6 November 2019
Volvo Cars is to become the first manufacturer to implement worldwide traceability of the cobalt used in its batteries.
Traceability of raw materials used in the production of lithium-ion batteries, such as cobalt, is one of the main sustainability challenges faced by carmakers. By applying blockchain, Volvo believes it can give customers peace of mind that the cobalt used in their vehicle has been sourced responsibly.
Blockchain technology, which establishes a transparent and reliable shared data network, significantly boosts transparency of the raw material supply chain because the information about the material’s origin cannot be changed undetected.
Volvo Cars has now reached an agreement with its two global battery suppliers, CATL of China and LG Chem of South Korea, and leading global blockchain technology firms to implement traceability of cobalt, starting this year.
Technology firms Circulor and Oracle operate the blockchain technology across CATL’s supply chain following a successful pilot earlier this summer, while the Responsible Sourcing Blockchain Network (RSBN), together with responsible sourcing specialists RCS Global and IBM, is rolling out the technology in LG Chem’s supply chain.

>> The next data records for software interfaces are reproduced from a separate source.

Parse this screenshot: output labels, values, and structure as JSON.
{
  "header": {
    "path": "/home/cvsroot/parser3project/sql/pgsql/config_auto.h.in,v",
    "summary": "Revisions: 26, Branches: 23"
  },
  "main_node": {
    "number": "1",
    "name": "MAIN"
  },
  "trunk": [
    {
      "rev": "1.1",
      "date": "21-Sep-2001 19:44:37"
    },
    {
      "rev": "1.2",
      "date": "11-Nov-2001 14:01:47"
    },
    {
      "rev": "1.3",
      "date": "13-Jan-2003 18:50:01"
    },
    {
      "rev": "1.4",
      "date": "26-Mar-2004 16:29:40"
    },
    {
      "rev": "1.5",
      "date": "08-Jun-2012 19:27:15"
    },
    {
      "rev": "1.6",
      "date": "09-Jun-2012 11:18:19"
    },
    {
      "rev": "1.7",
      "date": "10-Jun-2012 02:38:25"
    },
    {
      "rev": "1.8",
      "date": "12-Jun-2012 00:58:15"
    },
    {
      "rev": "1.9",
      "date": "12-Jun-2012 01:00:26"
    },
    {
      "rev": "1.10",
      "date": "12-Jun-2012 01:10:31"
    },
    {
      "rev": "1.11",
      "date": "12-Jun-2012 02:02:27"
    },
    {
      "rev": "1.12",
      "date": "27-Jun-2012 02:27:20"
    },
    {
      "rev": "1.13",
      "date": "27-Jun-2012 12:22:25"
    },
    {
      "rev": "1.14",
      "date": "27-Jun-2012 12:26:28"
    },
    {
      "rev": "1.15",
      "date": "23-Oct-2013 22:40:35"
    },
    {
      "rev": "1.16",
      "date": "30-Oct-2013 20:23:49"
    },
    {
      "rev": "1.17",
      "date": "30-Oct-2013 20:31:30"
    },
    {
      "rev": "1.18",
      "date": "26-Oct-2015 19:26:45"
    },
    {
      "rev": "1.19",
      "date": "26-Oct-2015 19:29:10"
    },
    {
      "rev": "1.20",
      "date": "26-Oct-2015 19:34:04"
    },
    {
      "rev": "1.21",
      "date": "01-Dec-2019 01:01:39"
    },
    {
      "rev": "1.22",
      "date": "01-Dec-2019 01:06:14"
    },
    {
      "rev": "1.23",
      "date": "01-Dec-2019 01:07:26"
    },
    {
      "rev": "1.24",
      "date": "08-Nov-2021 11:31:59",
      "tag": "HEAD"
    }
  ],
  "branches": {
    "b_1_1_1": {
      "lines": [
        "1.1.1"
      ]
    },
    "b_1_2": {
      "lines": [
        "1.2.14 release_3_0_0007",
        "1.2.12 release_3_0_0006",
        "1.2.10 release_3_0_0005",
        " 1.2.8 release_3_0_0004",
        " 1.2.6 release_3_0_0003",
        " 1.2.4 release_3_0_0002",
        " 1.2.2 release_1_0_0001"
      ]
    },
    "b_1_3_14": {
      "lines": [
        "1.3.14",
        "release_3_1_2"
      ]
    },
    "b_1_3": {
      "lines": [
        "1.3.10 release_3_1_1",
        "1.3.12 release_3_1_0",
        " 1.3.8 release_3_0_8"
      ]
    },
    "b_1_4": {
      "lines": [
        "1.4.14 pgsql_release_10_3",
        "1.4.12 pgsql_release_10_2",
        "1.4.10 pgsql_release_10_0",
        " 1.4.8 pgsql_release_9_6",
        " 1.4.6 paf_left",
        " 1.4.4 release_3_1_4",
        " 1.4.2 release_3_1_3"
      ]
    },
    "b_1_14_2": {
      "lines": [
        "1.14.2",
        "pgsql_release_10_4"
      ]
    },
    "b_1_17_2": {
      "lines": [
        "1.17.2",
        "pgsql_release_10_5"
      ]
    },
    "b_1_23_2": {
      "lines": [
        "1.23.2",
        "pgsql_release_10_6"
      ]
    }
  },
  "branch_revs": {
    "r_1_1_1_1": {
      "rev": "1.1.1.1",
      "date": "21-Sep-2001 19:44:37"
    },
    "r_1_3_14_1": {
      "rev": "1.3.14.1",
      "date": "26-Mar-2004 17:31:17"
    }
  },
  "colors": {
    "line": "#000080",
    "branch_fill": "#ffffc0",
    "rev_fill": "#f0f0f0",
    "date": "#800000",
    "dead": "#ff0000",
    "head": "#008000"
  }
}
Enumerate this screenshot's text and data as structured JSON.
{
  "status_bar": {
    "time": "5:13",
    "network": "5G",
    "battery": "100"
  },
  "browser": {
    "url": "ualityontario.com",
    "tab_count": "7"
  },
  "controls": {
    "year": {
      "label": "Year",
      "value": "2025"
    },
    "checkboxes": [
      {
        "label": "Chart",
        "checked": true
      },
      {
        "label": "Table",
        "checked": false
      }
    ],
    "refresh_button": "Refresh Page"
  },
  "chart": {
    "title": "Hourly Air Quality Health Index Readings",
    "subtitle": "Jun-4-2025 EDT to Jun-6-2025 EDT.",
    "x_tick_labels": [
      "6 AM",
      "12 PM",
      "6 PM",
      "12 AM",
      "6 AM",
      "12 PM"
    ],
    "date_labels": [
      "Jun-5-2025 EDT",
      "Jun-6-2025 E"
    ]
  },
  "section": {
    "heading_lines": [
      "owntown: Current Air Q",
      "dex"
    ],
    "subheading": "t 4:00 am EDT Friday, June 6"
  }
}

‘We have always been committed to an ethical supply chain for our raw materials,’ said Martina Buchhauser, head of procurement at Volvo Cars. ‘With blockchain technology, we can take the next step towards ensuring full traceability of our supply chain and minimising any related risks, in close collaboration with our suppliers.’
How it works
A blockchain is a digital ledger containing a list of records linked to each other via cryptography. Within supply chains, the technology creates records of transactions that cannot be changed, while also enforcing a common set of rules for what data can be recorded. This allows participants to verify and audit transactions independently.
In this particular case, data in the blockchain includes the cobalt’s origin, attributes such as weight and size, the chain of custody and information establishing that participant’s behaviour is consistent with OECD supply chain guidelines. This approach helps create trust between participants along a supply chain.
The agreements between Volvo Cars, CATL and LG Chem cover the supply of batteries over the coming decade for next-generation Volvo and Polestar models, including the recently launched XC40 Recharge.
Last month, the Swedish carmaker announced a plan to reduce its lifecycle carbon footprint by 40% between 2018 and 2025, as it furthers its ambition of being a climate-neutral company by 2040.
To realise the significant 40% reduction of its CO2 footprint per car by 2025, the company has devised several ambitions for different parts of its operations. The previously communicated goal of generating 50% of global sales from fully electric cars by 2025 is a prominent one, which would result in a 50% reduction in tailpipe carbon emissions per car between 2018 and 2025.
Other short-term ambitions include a 25% reduction of CO2 emissions related to its global supply chain by 2025, a 25% share of recycled plastics in new Volvo cars by 2025 and a 25% reduction of carbon emissions generated by the company’s overall operations, including manufacturing and logistics.